Triathletes, you’ve chosen a hobby that just so happens to be great for knotting muscles, stiffening calves and causing all sorts of confusing aches and pains and agonizingly tight muscles. Just as fitting in the appropriate mileage each week is important, so is maintaining the parts of the body that you put so much strain on. That’s when it’s time to kick off the shoes and pick up the roller. Have problems in the glutes, calves, or IT band? The Trigger Point performance therapy kit comes ready to work out all the triathlete’s sore spots.
This mini roller is about the size of a handheld weight. It’s designed to work out muscle problems in the lower legs. Use it on calf, feet or soleus muscles (near the shin). To use this one properly, rest in on top of the block that is comes with so the leg can be elevated and the foot relaxed. Apply pressure either with the hands or the opposite leg.
Larger muscle groups cause major problems when they tighten up and get stiff. Roll out those knots on a regular basis to keep the runs feeling smooth. The Quadballer is made to target larger problem areas like the glutes, quads, hamstrings and IT band. This little tool is going to be more useful than your basic foam roller because its firmer build means it can apply more pressure to get muscles feeling limber again.
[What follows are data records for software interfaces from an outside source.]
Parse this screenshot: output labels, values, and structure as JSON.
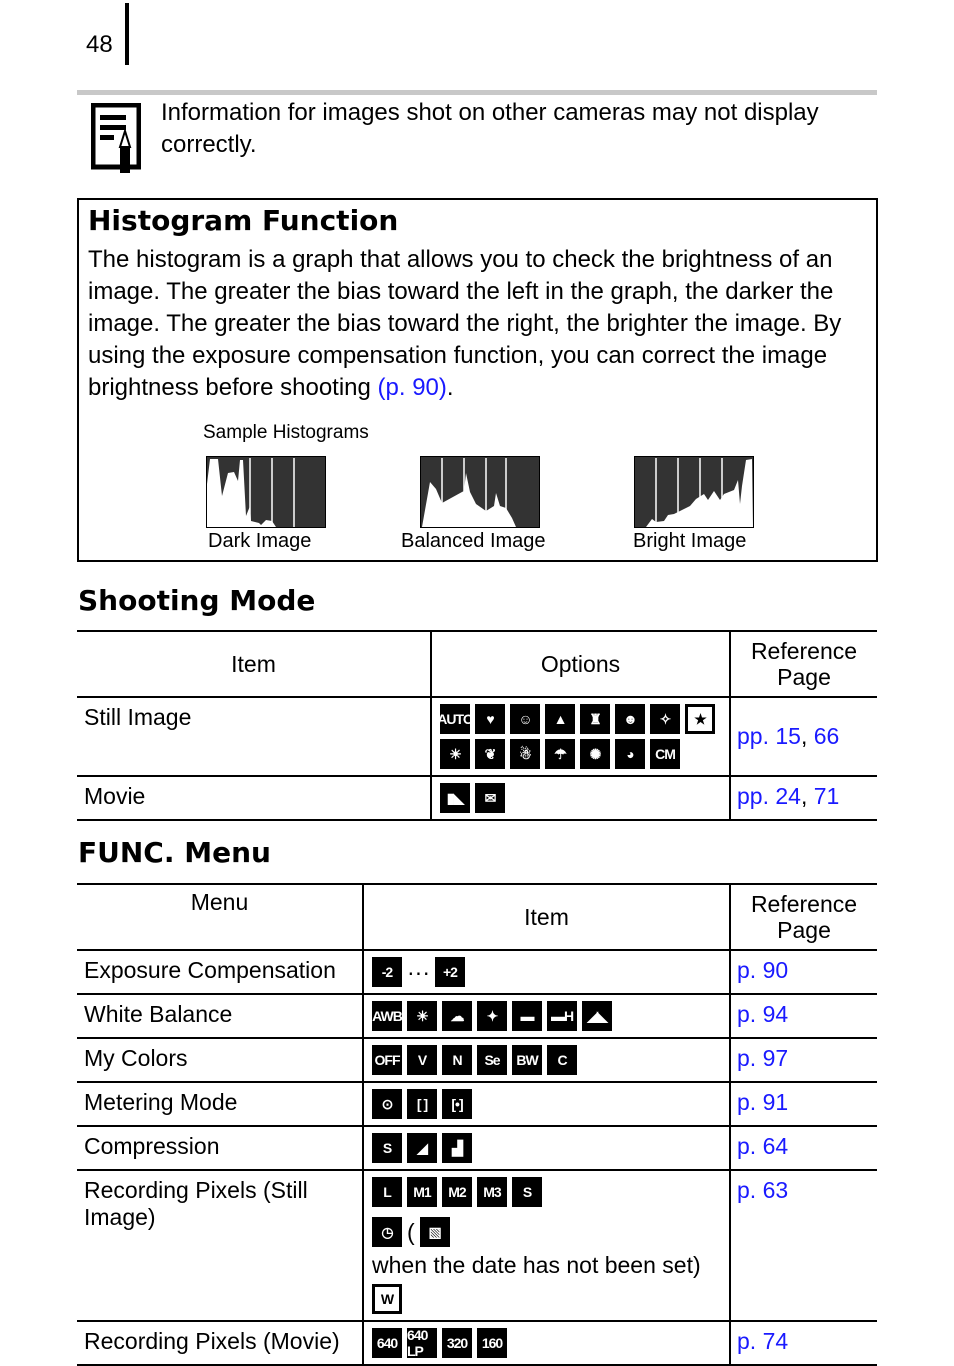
{
  "page_number": "48",
  "note": {
    "icon": "note-pencil-icon",
    "text": "Information for images shot on other cameras may not display correctly."
  },
  "histogram": {
    "title": "Histogram Function",
    "body_text": "The histogram is a graph that allows you to check the brightness of an image. The greater the bias toward the left in the graph, the darker the image. The greater the bias toward the right, the brighter the image. By using the exposure compensation function, you can correct the image brightness before shooting ",
    "link_text": "(p. 90)",
    "period": ".",
    "sample_label": "Sample Histograms",
    "samples": [
      {
        "caption": "Dark Image",
        "icon": "dark-histogram-icon"
      },
      {
        "caption": "Balanced Image",
        "icon": "balanced-histogram-icon"
      },
      {
        "caption": "Bright Image",
        "icon": "bright-histogram-icon"
      }
    ]
  },
  "shooting_mode": {
    "title": "Shooting Mode",
    "headers": {
      "item": "Item",
      "options": "Options",
      "ref": "Reference Page"
    },
    "rows": [
      {
        "item": "Still Image",
        "icons": [
          "AUTO",
          "camera-heart",
          "portrait",
          "landscape",
          "night-snapshot",
          "kids-pets",
          "indoor-party",
          "special-scene-star",
          "sunset",
          "foliage",
          "snow",
          "beach",
          "fireworks",
          "underwater",
          "color-swap-CM"
        ],
        "ref_prefix": "pp. ",
        "ref_a": "15",
        "ref_sep": ", ",
        "ref_b": "66"
      },
      {
        "item": "Movie",
        "icons": [
          "movie-camera",
          "movie-email"
        ],
        "ref_prefix": "pp. ",
        "ref_a": "24",
        "ref_sep": ", ",
        "ref_b": "71"
      }
    ]
  },
  "func_menu": {
    "title": "FUNC. Menu",
    "headers": {
      "menu": "Menu",
      "item": "Item",
      "ref": "Reference Page"
    },
    "rows": [
      {
        "menu": "Exposure Compensation",
        "icons": [
          "-2",
          "…",
          "+2"
        ],
        "ref": "p. 90"
      },
      {
        "menu": "White Balance",
        "icons": [
          "AWB",
          "daylight",
          "cloudy",
          "tungsten",
          "fluorescent",
          "fluorescent-H",
          "custom"
        ],
        "ref": "p. 94"
      },
      {
        "menu": "My Colors",
        "icons": [
          "OFF",
          "V",
          "N",
          "Se",
          "BW",
          "C"
        ],
        "ref": "p. 97"
      },
      {
        "menu": "Metering Mode",
        "icons": [
          "evaluative",
          "center-weighted",
          "spot"
        ],
        "ref": "p. 91"
      },
      {
        "menu": "Compression",
        "icons": [
          "superfine-S",
          "fine",
          "normal"
        ],
        "ref": "p. 64"
      },
      {
        "menu": "Recording Pixels (Still Image)",
        "icons": [
          "L",
          "M1",
          "M2",
          "M3",
          "S"
        ],
        "extra_text_1": " (",
        "extra_text_2": " when the date has not been set) ",
        "extra_icons": [
          "date-stamp",
          "postcard",
          "W"
        ],
        "ref": "p. 63"
      },
      {
        "menu": "Recording Pixels (Movie)",
        "icons": [
          "640",
          "640 LP",
          "320",
          "160"
        ],
        "ref": "p. 74"
      }
    ]
  }
}
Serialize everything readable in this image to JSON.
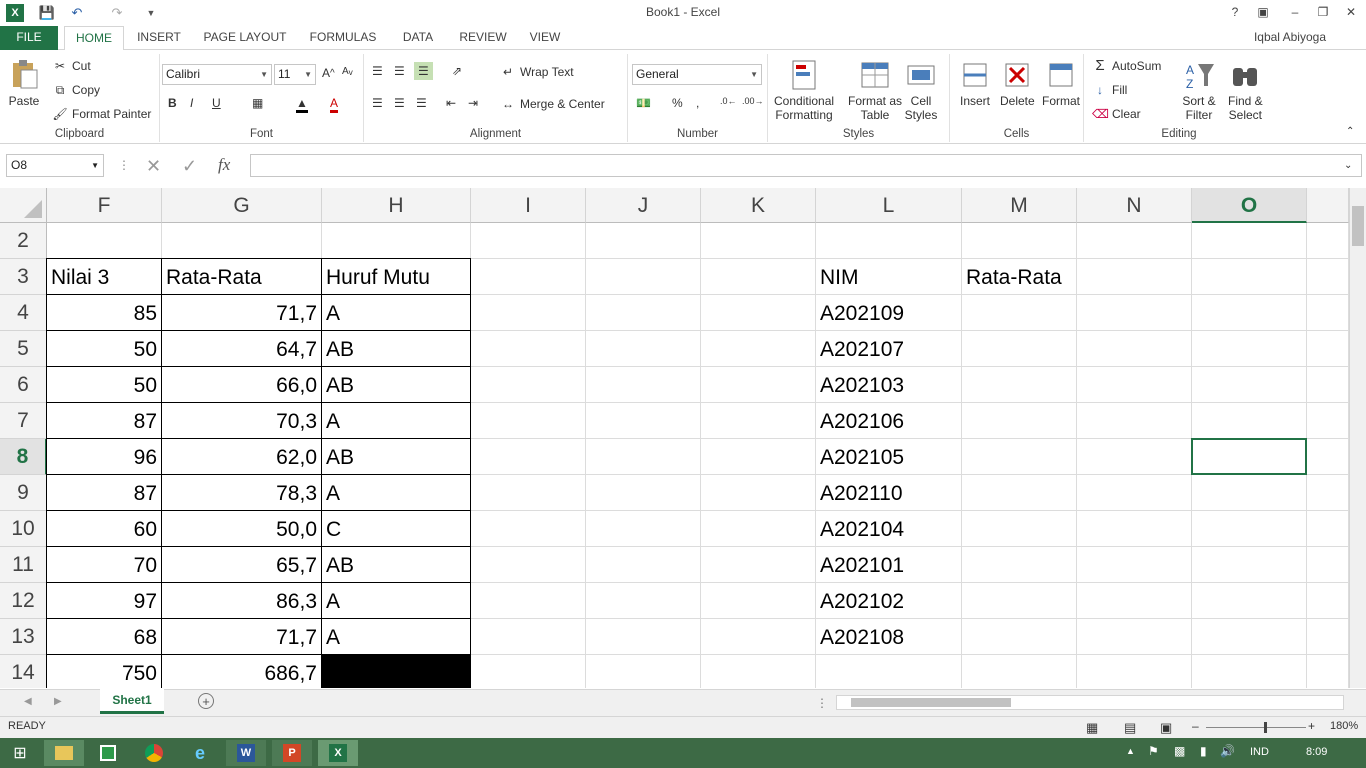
{
  "window": {
    "title": "Book1 - Excel",
    "user": "Iqbal Abiyoga"
  },
  "tabs": [
    "FILE",
    "HOME",
    "INSERT",
    "PAGE LAYOUT",
    "FORMULAS",
    "DATA",
    "REVIEW",
    "VIEW"
  ],
  "ribbon": {
    "clipboard": {
      "paste": "Paste",
      "cut": "Cut",
      "copy": "Copy",
      "format_painter": "Format Painter",
      "label": "Clipboard"
    },
    "font": {
      "name": "Calibri",
      "size": "11",
      "bold": "B",
      "italic": "I",
      "underline": "U",
      "label": "Font"
    },
    "alignment": {
      "wrap": "Wrap Text",
      "merge": "Merge & Center",
      "label": "Alignment"
    },
    "number": {
      "format": "General",
      "percent": "%",
      "comma": ",",
      "label": "Number"
    },
    "styles": {
      "conditional": "Conditional",
      "conditional2": "Formatting",
      "format_table": "Format as",
      "format_table2": "Table",
      "cell_styles": "Cell",
      "cell_styles2": "Styles",
      "label": "Styles"
    },
    "cells": {
      "insert": "Insert",
      "delete": "Delete",
      "format": "Format",
      "label": "Cells"
    },
    "editing": {
      "autosum": "AutoSum",
      "fill": "Fill",
      "clear": "Clear",
      "sort": "Sort &",
      "sort2": "Filter",
      "find": "Find &",
      "find2": "Select",
      "label": "Editing"
    }
  },
  "formula_bar": {
    "name_box": "O8",
    "fx": "fx",
    "value": ""
  },
  "columns": [
    "F",
    "G",
    "H",
    "I",
    "J",
    "K",
    "L",
    "M",
    "N",
    "O"
  ],
  "rows": [
    "2",
    "3",
    "4",
    "5",
    "6",
    "7",
    "8",
    "9",
    "10",
    "11",
    "12",
    "13",
    "14"
  ],
  "cells": {
    "F3": "Nilai 3",
    "G3": "Rata-Rata",
    "H3": "Huruf Mutu",
    "L3": "NIM",
    "M3": "Rata-Rata",
    "F4": "85",
    "G4": "71,7",
    "H4": "A",
    "L4": "A202109",
    "F5": "50",
    "G5": "64,7",
    "H5": "AB",
    "L5": "A202107",
    "F6": "50",
    "G6": "66,0",
    "H6": "AB",
    "L6": "A202103",
    "F7": "87",
    "G7": "70,3",
    "H7": "A",
    "L7": "A202106",
    "F8": "96",
    "G8": "62,0",
    "H8": "AB",
    "L8": "A202105",
    "F9": "87",
    "G9": "78,3",
    "H9": "A",
    "L9": "A202110",
    "F10": "60",
    "G10": "50,0",
    "H10": "C",
    "L10": "A202104",
    "F11": "70",
    "G11": "65,7",
    "H11": "AB",
    "L11": "A202101",
    "F12": "97",
    "G12": "86,3",
    "H12": "A",
    "L12": "A202102",
    "F13": "68",
    "G13": "71,7",
    "H13": "A",
    "L13": "A202108",
    "F14": "750",
    "G14": "686,7"
  },
  "sheet": {
    "name": "Sheet1"
  },
  "status": {
    "mode": "READY",
    "zoom": "180%"
  },
  "taskbar": {
    "lang": "IND",
    "time": "8:09"
  }
}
Every triathlete needs to have a massage ball at the ready. This ball is more dense than your muscles meaning that it can really get into the trouble spots and apply pressure to break up the most stubborn of knots. Use it on any aching muscle or hard-to-reach spot. Typically, a triathlete might reach for this to smooth out issues with the calves, hips, shoulders, or upper back. To get the best results, the ball has to be still against a wall or floor with lots of pressure applied. To get an extra massage, move it slowly from side to side or in a circular motion.